exploring Squirrel Hill
Alex Tsai, Carolyn Zhou, and I worked together to create the interface of exploring Squirrel Hill, a kiosk that uses voice recognition to recommend day trips in Squirrel Hill tailored according to party, personas, and duration to rediscover Squirrel Hill with alternative routes and recommendations from locals.
Squirrel Hill, East of Oakland in Pittsburgh, is a residential area that's a one stop shop for entertainment, food, and shopping. It also holds a diverse population, evidenced by the fact that those who visit Squirrel Hill can just as easily get hotcakes as they can get soup dumplings. The busiest area of Squirrel Hill is Forbes Avenue, and although Squirrel Hill extends long beyond that, for most, it becomes unfamiliar territory beyond a 500 feet radius. We recognize that a lot of college students tend to frequent the same few places in Squirrel Hill, and we want to remedy that by introducing them to places less traveled.
In order to create routes for users to rediscover Squirrel Hill by, we needed to use Yelp to find a list of establishments in Squirrel Hill. Because it's hard to match people to one of only three personas, we decided to include group size as another qualifier for personalization. A group of friends would want to do different activities than a family or a person going alone would. From there we surveyed opinions from our peers about each place and visited them to better curate an experience we saw fit for each route.

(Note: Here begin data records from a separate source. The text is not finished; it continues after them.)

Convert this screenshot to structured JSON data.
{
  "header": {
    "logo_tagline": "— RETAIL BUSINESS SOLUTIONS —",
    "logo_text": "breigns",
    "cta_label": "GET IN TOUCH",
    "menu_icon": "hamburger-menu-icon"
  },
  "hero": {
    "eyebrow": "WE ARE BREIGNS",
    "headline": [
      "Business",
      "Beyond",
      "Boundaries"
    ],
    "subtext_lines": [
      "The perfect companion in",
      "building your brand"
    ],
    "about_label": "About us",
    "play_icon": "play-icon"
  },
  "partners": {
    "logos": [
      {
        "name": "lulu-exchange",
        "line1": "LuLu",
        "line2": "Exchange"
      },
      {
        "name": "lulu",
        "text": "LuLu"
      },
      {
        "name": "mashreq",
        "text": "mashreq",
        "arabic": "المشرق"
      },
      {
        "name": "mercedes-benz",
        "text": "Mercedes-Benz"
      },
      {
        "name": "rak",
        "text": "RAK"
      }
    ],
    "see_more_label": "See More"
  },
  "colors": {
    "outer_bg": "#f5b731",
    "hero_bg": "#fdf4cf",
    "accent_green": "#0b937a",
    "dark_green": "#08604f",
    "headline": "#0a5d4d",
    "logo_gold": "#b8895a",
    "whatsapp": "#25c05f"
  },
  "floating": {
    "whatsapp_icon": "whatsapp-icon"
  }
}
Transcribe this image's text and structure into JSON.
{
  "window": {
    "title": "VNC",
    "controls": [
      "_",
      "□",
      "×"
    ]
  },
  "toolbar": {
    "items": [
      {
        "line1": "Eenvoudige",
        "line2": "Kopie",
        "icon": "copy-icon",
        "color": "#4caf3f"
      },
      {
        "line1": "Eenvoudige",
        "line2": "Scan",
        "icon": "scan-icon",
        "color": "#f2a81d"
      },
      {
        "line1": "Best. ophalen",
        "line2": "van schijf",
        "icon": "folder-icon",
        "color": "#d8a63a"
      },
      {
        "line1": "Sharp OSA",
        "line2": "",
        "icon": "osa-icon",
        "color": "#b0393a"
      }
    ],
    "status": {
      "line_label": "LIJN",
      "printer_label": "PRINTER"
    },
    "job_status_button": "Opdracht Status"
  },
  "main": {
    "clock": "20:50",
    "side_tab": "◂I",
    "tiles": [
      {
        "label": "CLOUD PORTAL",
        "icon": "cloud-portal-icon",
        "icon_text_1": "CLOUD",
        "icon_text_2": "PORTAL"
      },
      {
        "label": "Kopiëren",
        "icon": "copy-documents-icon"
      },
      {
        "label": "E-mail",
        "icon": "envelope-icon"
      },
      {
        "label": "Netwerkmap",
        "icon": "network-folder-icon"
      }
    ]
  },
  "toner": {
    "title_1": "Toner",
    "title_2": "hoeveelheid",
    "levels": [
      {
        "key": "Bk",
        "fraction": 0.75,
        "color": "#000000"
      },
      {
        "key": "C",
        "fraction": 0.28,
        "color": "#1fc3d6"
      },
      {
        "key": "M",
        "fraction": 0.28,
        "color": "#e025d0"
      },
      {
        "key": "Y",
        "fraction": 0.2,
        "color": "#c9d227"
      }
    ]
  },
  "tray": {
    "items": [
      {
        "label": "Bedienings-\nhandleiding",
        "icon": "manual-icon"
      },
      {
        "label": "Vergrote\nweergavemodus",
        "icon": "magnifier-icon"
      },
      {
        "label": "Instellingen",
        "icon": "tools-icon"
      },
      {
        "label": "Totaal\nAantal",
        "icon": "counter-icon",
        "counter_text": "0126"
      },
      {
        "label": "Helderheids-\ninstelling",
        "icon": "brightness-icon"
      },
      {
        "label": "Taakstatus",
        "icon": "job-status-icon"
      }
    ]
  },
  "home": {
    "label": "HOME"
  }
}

The three personas were decided according to the kind of activities available in Squirrel Hill. Because Squirrel Hill has a great variety of food, many of which are hidden and highly underrated, we decided to create a foodie persona. The foodie persona plans the day around each meal and suggests restaurants that serve a wide range of food. The entertainment junkie persona plans activities like watching movies and bowling. The intellect persona suggests to visit book stores and record shops. These three personas categorize the experience of these routes.
We decided to deliver the interface on a kiosk. Kiosks are highly accessible and given the content, a bigger screen would be the most reasonable. We didn't want to develop any mobile interfaces because we knew that downloading an application for the purpose of navigating through a neighborhood was impractical, and given the minimal amount of steps it takes to get a personalized route, we weren't afraid that a line would form in front of the kiosk if implemented. We also decided to opt for audio input as the way of interacting with the kiosk. Touch screens can often be tarnished by weather and dulled by overuse. We were also conscious to set up questions to receive one-word responses, making there less of an opportunity for mishap.
The interface presents itself with friendly circles that bounce around to show interactivity and playfulness. Every step gives simple and clear instructions to move on from one to the next. When the user finds a route that is satisfactory for him/her, a QR code can be used to bring up Google Maps on the user's phone to direct him/her on the route to these places.
Next Project -
Let's Go Shopping